**EXERCISE INSTRUCTIONS:** Please write out every record exactly, but keep any images out of it.

Dataset rows for apps and sites

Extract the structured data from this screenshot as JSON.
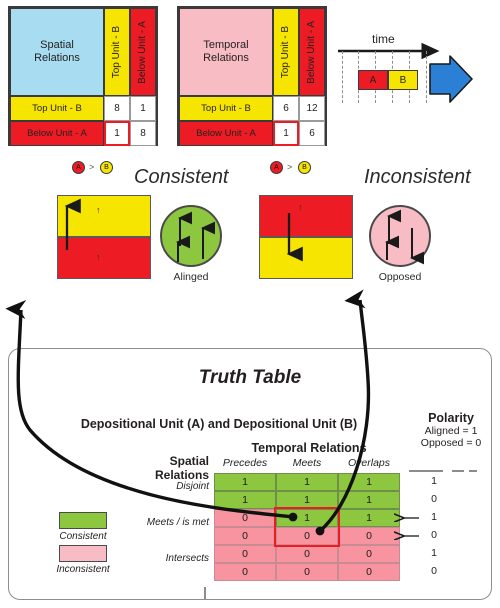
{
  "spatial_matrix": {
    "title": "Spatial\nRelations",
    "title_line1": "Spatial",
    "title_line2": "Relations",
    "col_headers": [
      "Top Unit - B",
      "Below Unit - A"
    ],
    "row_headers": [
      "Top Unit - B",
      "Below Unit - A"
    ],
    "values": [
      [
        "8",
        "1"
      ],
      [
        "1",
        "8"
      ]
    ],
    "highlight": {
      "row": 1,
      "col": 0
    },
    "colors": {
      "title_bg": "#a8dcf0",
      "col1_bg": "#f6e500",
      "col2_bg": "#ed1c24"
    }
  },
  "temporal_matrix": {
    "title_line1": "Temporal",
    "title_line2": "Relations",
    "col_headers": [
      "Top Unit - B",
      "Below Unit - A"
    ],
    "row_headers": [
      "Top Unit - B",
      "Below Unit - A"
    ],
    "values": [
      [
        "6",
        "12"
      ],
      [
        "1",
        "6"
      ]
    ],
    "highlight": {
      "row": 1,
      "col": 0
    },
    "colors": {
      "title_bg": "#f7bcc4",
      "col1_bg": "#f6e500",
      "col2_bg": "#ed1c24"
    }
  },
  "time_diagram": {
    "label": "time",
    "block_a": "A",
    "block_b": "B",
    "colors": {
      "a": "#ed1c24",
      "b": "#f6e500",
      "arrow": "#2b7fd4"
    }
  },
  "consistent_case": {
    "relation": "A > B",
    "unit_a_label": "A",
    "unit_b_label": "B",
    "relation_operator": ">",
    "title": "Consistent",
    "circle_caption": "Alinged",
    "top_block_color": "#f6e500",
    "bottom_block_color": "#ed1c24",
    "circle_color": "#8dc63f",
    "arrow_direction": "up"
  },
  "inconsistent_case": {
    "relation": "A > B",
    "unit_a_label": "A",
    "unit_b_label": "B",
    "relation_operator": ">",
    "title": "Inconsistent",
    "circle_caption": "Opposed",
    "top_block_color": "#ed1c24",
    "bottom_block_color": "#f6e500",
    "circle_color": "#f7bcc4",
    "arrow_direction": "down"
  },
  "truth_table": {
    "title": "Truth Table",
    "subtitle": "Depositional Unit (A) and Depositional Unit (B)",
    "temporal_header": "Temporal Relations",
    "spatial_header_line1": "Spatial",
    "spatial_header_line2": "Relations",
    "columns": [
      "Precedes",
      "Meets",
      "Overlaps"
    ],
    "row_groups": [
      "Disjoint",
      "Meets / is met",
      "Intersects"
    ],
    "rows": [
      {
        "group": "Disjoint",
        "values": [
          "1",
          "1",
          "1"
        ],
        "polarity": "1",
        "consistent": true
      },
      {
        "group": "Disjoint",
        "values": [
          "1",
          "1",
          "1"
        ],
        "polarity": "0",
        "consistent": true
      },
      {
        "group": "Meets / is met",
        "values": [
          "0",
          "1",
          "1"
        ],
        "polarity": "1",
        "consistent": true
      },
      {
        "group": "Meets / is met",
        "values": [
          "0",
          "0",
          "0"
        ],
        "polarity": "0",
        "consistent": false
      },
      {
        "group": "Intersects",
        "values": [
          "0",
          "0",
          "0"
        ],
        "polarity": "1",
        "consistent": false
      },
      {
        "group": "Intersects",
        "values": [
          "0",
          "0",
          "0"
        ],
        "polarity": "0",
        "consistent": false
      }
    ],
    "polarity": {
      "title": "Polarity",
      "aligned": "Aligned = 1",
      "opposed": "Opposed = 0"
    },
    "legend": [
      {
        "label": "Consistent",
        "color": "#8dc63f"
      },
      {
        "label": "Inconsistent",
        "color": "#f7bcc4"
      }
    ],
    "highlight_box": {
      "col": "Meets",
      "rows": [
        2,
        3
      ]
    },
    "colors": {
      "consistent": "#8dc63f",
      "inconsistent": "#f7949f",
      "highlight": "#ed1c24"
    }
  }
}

**YOUR RESPONSE:**
Extract the structured data from this screenshot as JSON.
{
  "spatial_matrix": {
    "title": "Spatial\nRelations",
    "title_line1": "Spatial",
    "title_line2": "Relations",
    "col_headers": [
      "Top Unit - B",
      "Below Unit - A"
    ],
    "row_headers": [
      "Top Unit - B",
      "Below Unit - A"
    ],
    "values": [
      [
        "8",
        "1"
      ],
      [
        "1",
        "8"
      ]
    ],
    "highlight": {
      "row": 1,
      "col": 0
    },
    "colors": {
      "title_bg": "#a8dcf0",
      "col1_bg": "#f6e500",
      "col2_bg": "#ed1c24"
    }
  },
  "temporal_matrix": {
    "title_line1": "Temporal",
    "title_line2": "Relations",
    "col_headers": [
      "Top Unit - B",
      "Below Unit - A"
    ],
    "row_headers": [
      "Top Unit - B",
      "Below Unit - A"
    ],
    "values": [
      [
        "6",
        "12"
      ],
      [
        "1",
        "6"
      ]
    ],
    "highlight": {
      "row": 1,
      "col": 0
    },
    "colors": {
      "title_bg": "#f7bcc4",
      "col1_bg": "#f6e500",
      "col2_bg": "#ed1c24"
    }
  },
  "time_diagram": {
    "label": "time",
    "block_a": "A",
    "block_b": "B",
    "colors": {
      "a": "#ed1c24",
      "b": "#f6e500",
      "arrow": "#2b7fd4"
    }
  },
  "consistent_case": {
    "relation": "A > B",
    "unit_a_label": "A",
    "unit_b_label": "B",
    "relation_operator": ">",
    "title": "Consistent",
    "circle_caption": "Alinged",
    "top_block_color": "#f6e500",
    "bottom_block_color": "#ed1c24",
    "circle_color": "#8dc63f",
    "arrow_direction": "up"
  },
  "inconsistent_case": {
    "relation": "A > B",
    "unit_a_label": "A",
    "unit_b_label": "B",
    "relation_operator": ">",
    "title": "Inconsistent",
    "circle_caption": "Opposed",
    "top_block_color": "#ed1c24",
    "bottom_block_color": "#f6e500",
    "circle_color": "#f7bcc4",
    "arrow_direction": "down"
  },
  "truth_table": {
    "title": "Truth Table",
    "subtitle": "Depositional Unit (A) and Depositional Unit (B)",
    "temporal_header": "Temporal Relations",
    "spatial_header_line1": "Spatial",
    "spatial_header_line2": "Relations",
    "columns": [
      "Precedes",
      "Meets",
      "Overlaps"
    ],
    "row_groups": [
      "Disjoint",
      "Meets / is met",
      "Intersects"
    ],
    "rows": [
      {
        "group": "Disjoint",
        "values": [
          "1",
          "1",
          "1"
        ],
        "polarity": "1",
        "consistent": true
      },
      {
        "group": "Disjoint",
        "values": [
          "1",
          "1",
          "1"
        ],
        "polarity": "0",
        "consistent": true
      },
      {
        "group": "Meets / is met",
        "values": [
          "0",
          "1",
          "1"
        ],
        "polarity": "1",
        "consistent": true
      },
      {
        "group": "Meets / is met",
        "values": [
          "0",
          "0",
          "0"
        ],
        "polarity": "0",
        "consistent": false
      },
      {
        "group": "Intersects",
        "values": [
          "0",
          "0",
          "0"
        ],
        "polarity": "1",
        "consistent": false
      },
      {
        "group": "Intersects",
        "values": [
          "0",
          "0",
          "0"
        ],
        "polarity": "0",
        "consistent": false
      }
    ],
    "polarity": {
      "title": "Polarity",
      "aligned": "Aligned = 1",
      "opposed": "Opposed = 0"
    },
    "legend": [
      {
        "label": "Consistent",
        "color": "#8dc63f"
      },
      {
        "label": "Inconsistent",
        "color": "#f7bcc4"
      }
    ],
    "highlight_box": {
      "col": "Meets",
      "rows": [
        2,
        3
      ]
    },
    "colors": {
      "consistent": "#8dc63f",
      "inconsistent": "#f7949f",
      "highlight": "#ed1c24"
    }
  }
}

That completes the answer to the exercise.